Google, Motorola Union Gets US, EC Blessings
There's not much left to prevent Google from acquiring Motorola, now that U.S. and European regulators have grudgingly approved the deal. When the deal finally is complete, Google will have at its disposal an incredible IP portfolio, noted attorney David A. Makman -- and then the mobile wars should get really exciting.
Feb 14, 2012 11:45 AM PT
Google has cleared a significant hurdle in what will perhaps be its greatest prize yet: its US$12.5 billion acquisition of Motorola Mobility. The deal has gotten the green light from both U.S. and European regulators.
Their approval did not come without some words of caution about making sure that critical patents are licensed at fair prices. EU Competition Commissioner Joaquin Almunia, for example, told reporters that the EC would not hesitate to open cases if it felt that Google was abusing its new patents.
The Justice Department also expressed uncertainty, noting that while the acquisition of Motorola Mobility's patents by Google would not substantially lessen competition, the way the company might exercise those patents in the future was an area of concern.
A Few Loose Ends
The DoJ would have the right to step in if Google appeared to be mishandling its patent position, explained Robert McTamaney, a partner in Carter Ledyard & Milburn. The Google-Motorola Mobility deal was approved based on Google's promises to offer "fair and reasonable nondiscriminatory" licenses if any of the patents it was acquiring should prove essential to its competitors, he told the E-Commerce Times.
Winning over the U.S. and European authorities does not mean Google is home free quite yet. The acquisition still needs approval from regulatory authorities in China, Taiwan and Israel, but they are not expected to present any obstacles, according to McTamaney.
The acquisition will be approved because, fundamentally, Motorola is not the dominant player in the market, he said. "This deal does not give Google 'market power' in the sense of it now having price control over competitors or users."
17,000 Patents, 7,500 Applications
When Google announced in August that it intended to buy Motorola, it made no secret of its intent. The search engine giant had its eye on Motorola's 17,000 patents and 7,500 patent applications. These will be key for Google to keep Android competitive in a mobile marketplace that increasingly views patents as a first line of defense -- and, increasingly, offense.
When the deal finally is complete, Google will have at its disposal an incredible IP portfolio, David A. Makman of the Law Offices of David A. Makman told the E-Commerce Times. And then the mobile wars should get really exciting.

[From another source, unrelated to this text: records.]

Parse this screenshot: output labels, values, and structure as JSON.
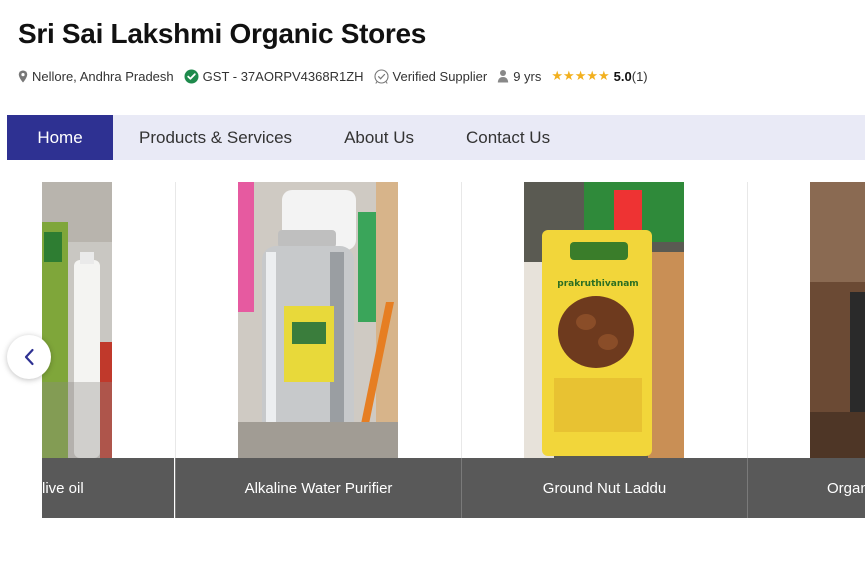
{
  "store": {
    "name": "Sri Sai Lakshmi Organic Stores",
    "location": "Nellore, Andhra Pradesh",
    "gst": "GST - 37AORPV4368R1ZH",
    "verified": "Verified Supplier",
    "years": "9 yrs",
    "stars": "★★★★★",
    "rating": "5.0",
    "rating_count": "(1)"
  },
  "nav": {
    "tabs": [
      {
        "label": "Home",
        "active": true
      },
      {
        "label": "Products & Services",
        "active": false
      },
      {
        "label": "About Us",
        "active": false
      },
      {
        "label": "Contact Us",
        "active": false
      }
    ]
  },
  "carousel": {
    "items": [
      {
        "caption": "live oil"
      },
      {
        "caption": "Alkaline Water Purifier"
      },
      {
        "caption": "Ground Nut Laddu"
      },
      {
        "caption": "Organ"
      }
    ],
    "packet_brand": "prakruthivanam"
  },
  "colors": {
    "nav_active": "#2e3192",
    "nav_bg": "#e9eaf6",
    "star": "#f2b01e",
    "verified_green": "#1e8a4c",
    "caption_bg": "#595959"
  },
  "icons": [
    "location-pin-icon",
    "verified-badge-icon",
    "verified-supplier-icon",
    "person-icon",
    "chevron-left-icon"
  ]
}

"Because Android is open source, Google has a cost advantage over companies like RIM and Apple in developing operating system software," he said. "Moreover, Google used a very well-thought-out open source licensing system that allows it to protect a lot of its patent rights in connection with Android. Add Motorola's world class manufacturing competence and its fabulous patent portfolio and this is a company to be reckoned with. "
It is also good news for consumers, added Makman, because working together, these companies can create a remarkable product line.
Google and Motorola Mobility did not respond to our requests to comment for this story.